Four continuous cell lines of human microglial cells were obtained by transfection of enriched cultures of human embryonic brain-derived macrophages with a plasmid encoding for the large T antigen of SV40. The transformed cells had the macrophagic characteristics of adherence and intra-cytoplasmic non-specific esterase activity. They could phagocytize(More)
Herpes simplex virus-1 (HSV-1) encephalitis (HSE) is the most common form of sporadic viral encephalitis in western countries. Its pathogenesis remains unclear, as it affects otherwise healthy patients and only a small minority of HSV-1-infected individuals. Here, we elucidate a genetic etiology for HSE in two children with autosomal recessive deficiency in(More)
Relapses of herpes simplex encephalitis (HSE) occurring after the completion of antiviral treatment have been reported repeatedly in children. The authors report data on six children who had at least one relapse of HSE. Two different mechanisms may account for these relapses, including viral replication or an immuno-inflammatory process, with different(More)
Mutations in the KCNQ2 and KCNQ3 genes encoding for Kv 7.2 (KCNQ2; Q2) and Kv 7.3 (KCNQ3; Q3) voltage-dependent K(+) channel subunits, respectively, cause neonatal epilepsies with wide phenotypic heterogeneity. In addition to benign familial neonatal epilepsy (BFNE), KCNQ2 mutations have been recently found in families with one or more family members with a(More)
This paper reviews the clinical presentation of 217 patients with urea cycle defects, including 121 patients with neonatal-onset forms and 96 patients with late-onset forms. Long-term outcome of these patients is also reported with the severity of the neonatal forms of these disorders, mostly for ornithine carbamoyltransferase-deficient males. Patients with(More)
In a female infant with dysmorphic features, severe neurological defects, and congenital blindness, a positive urinary Bratton-Marshall test led to identification of a massive excretion of 5-amino-4-imidazolecarboxamide (AICA)-riboside, the dephosphorylated counterpart of AICAR (also termed "ZMP"), an intermediate of de novo purine biosynthesis. ZMP and its(More)
A 5-year-old female presented with prolonged afebrile right-sided focal seizures, right brachio-facial paralysis, and dysarthria; consciousness was not altered. Fever appeared 20 hours after onset of neurological symptoms.
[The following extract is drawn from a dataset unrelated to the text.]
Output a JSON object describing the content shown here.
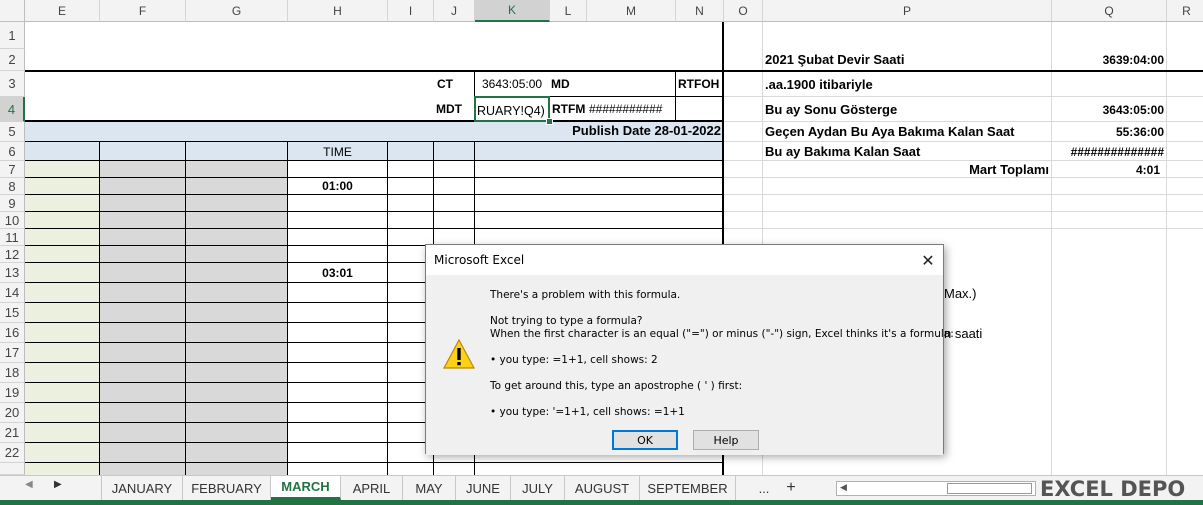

At admission (day 1) cerebral computerized tomography and cerebrospinal fluid (CSF) analyses were normal including undetectable(More)
Sanfilippo syndrome, or mucopolysaccharidosis type III (MPSIII) is a lysosomal storage disease with predominant neurological manifestations in affected children. It is considered heterogeneous with respect to prevalence, clinical presentation, biochemistry (four biochemical forms of the disease referred to as MPSIIIA, B, C, and D are known), and causative(More)
Gillespie syndrome (GS) is a rare variant form of aniridia characterized by non-progressive cerebellar ataxia, intellectual disability, and iris hypoplasia. Unlike the more common dominant and sporadic forms of aniridia, there has been no significant association with PAX6 mutations in individuals with GS and the mode of inheritance of the disease had long(More)